== Data supplied ==

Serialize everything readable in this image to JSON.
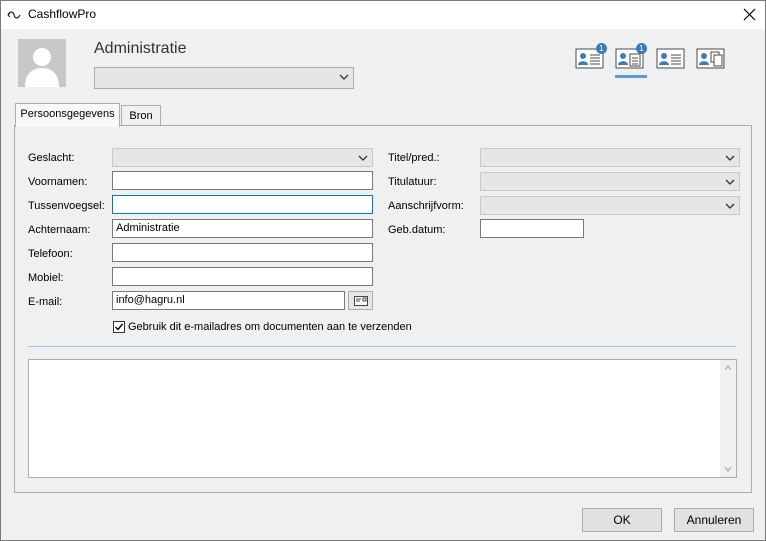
{
  "window": {
    "title": "CashflowPro",
    "icon": "app-logo-icon"
  },
  "header": {
    "title": "Administratie",
    "select_value": "",
    "view_buttons": [
      {
        "icon": "contact-card-icon",
        "badge": "1"
      },
      {
        "icon": "contact-document-icon",
        "badge": "1"
      },
      {
        "icon": "contact-list-icon",
        "badge": ""
      },
      {
        "icon": "contact-copy-icon",
        "badge": ""
      }
    ]
  },
  "tabs": [
    {
      "label": "Persoonsgegevens",
      "active": true
    },
    {
      "label": "Bron",
      "active": false
    }
  ],
  "form": {
    "geslacht": {
      "label": "Geslacht:",
      "value": ""
    },
    "voornamen": {
      "label": "Voornamen:",
      "value": ""
    },
    "tussenvoegsel": {
      "label": "Tussenvoegsel:",
      "value": ""
    },
    "achternaam": {
      "label": "Achternaam:",
      "value": "Administratie"
    },
    "telefoon": {
      "label": "Telefoon:",
      "value": ""
    },
    "mobiel": {
      "label": "Mobiel:",
      "value": ""
    },
    "email": {
      "label": "E-mail:",
      "value": "info@hagru.nl"
    },
    "titel": {
      "label": "Titel/pred.:",
      "value": ""
    },
    "titulatuur": {
      "label": "Titulatuur:",
      "value": ""
    },
    "aanschrijfvorm": {
      "label": "Aanschrijfvorm:",
      "value": ""
    },
    "gebdatum": {
      "label": "Geb.datum:",
      "value": ""
    },
    "email_checkbox": {
      "label": "Gebruik dit e-mailadres om documenten aan te verzenden",
      "checked": true
    }
  },
  "notes": {
    "value": ""
  },
  "buttons": {
    "ok": "OK",
    "cancel": "Annuleren"
  },
  "colors": {
    "accent": "#0078d7",
    "badge": "#3d7ab7",
    "underline": "#5a9bd5"
  }
}
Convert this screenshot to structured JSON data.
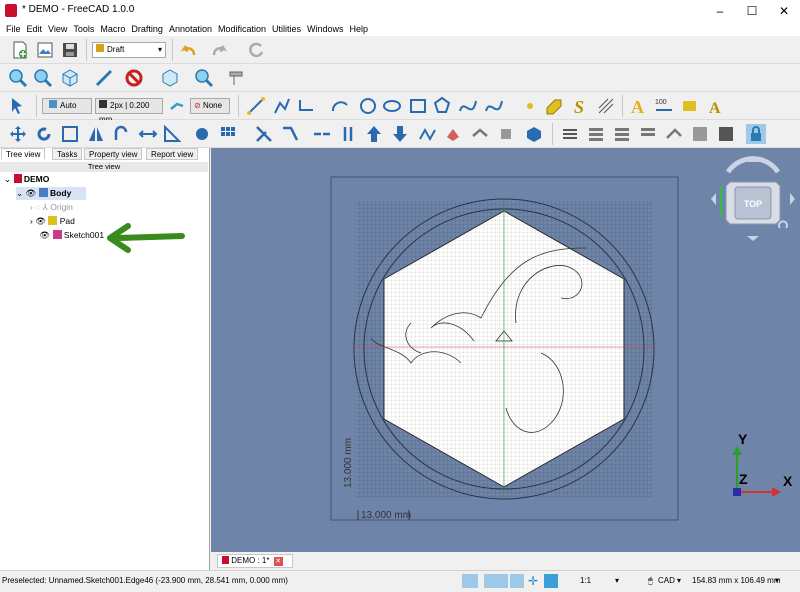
{
  "window": {
    "title": "* DEMO - FreeCAD 1.0.0",
    "minimize": "–",
    "maximize": "☐",
    "close": "✕"
  },
  "menu": [
    "File",
    "Edit",
    "View",
    "Tools",
    "Macro",
    "Drafting",
    "Annotation",
    "Modification",
    "Utilities",
    "Windows",
    "Help"
  ],
  "toolbar": {
    "workbench_combo": "Draft",
    "autogroup_label": "Auto",
    "linestyle_label": "2px | 0.200 mm",
    "construction_label": "None",
    "text_icon_100": "100"
  },
  "left_panel": {
    "tabs": [
      "Tree view",
      "Tasks",
      "Property view",
      "Report view"
    ],
    "header": "Tree view",
    "tree": [
      {
        "label": "DEMO",
        "level": 0,
        "bold": true
      },
      {
        "label": "Body",
        "level": 1,
        "bold": true
      },
      {
        "label": "Origin",
        "level": 2,
        "muted": true
      },
      {
        "label": "Pad",
        "level": 2
      },
      {
        "label": "Sketch001",
        "level": 2
      }
    ]
  },
  "view3d": {
    "navcube_face": "TOP",
    "dim_vertical": "13.000 mm",
    "dim_horizontal": "13.000 mm",
    "axis_labels": [
      "X",
      "Y",
      "Z"
    ],
    "colors": {
      "background": "#6f84a9",
      "x_axis": "#d23232",
      "y_axis": "#2aa02a",
      "z_axis": "#2c2caa",
      "arrow": "#3a8a1e"
    }
  },
  "doc_tab": {
    "label": "DEMO : 1*"
  },
  "status": {
    "message": "Preselected: Unnamed.Sketch001.Edge46 (-23.900 mm, 28.541 mm, 0.000 mm)",
    "scale": "1:1",
    "nav_style": "CAD",
    "dimensions": "154.83 mm x 106.49 mm"
  }
}
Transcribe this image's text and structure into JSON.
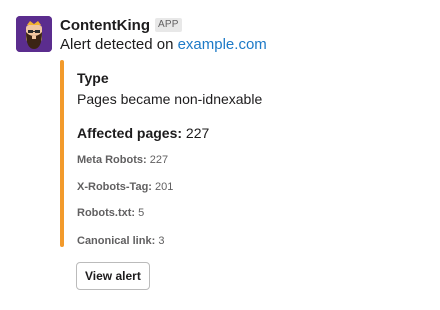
{
  "message": {
    "sender": "ContentKing",
    "app_badge": "APP",
    "alert_prefix": "Alert detected on ",
    "alert_link": "example.com"
  },
  "attachment": {
    "accent_color": "#f29a2b",
    "type_title": "Type",
    "type_value": "Pages became non-idnexable",
    "affected_label": "Affected pages:",
    "affected_count": "227",
    "stats": [
      {
        "label": "Meta Robots:",
        "value": "227"
      },
      {
        "label": "X-Robots-Tag:",
        "value": "201"
      },
      {
        "label": "Robots.txt:",
        "value": "5"
      },
      {
        "label": "Canonical link:",
        "value": "3"
      }
    ]
  },
  "actions": {
    "view_alert_label": "View alert"
  }
}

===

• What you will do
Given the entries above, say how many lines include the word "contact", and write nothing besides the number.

• Completed exercise
4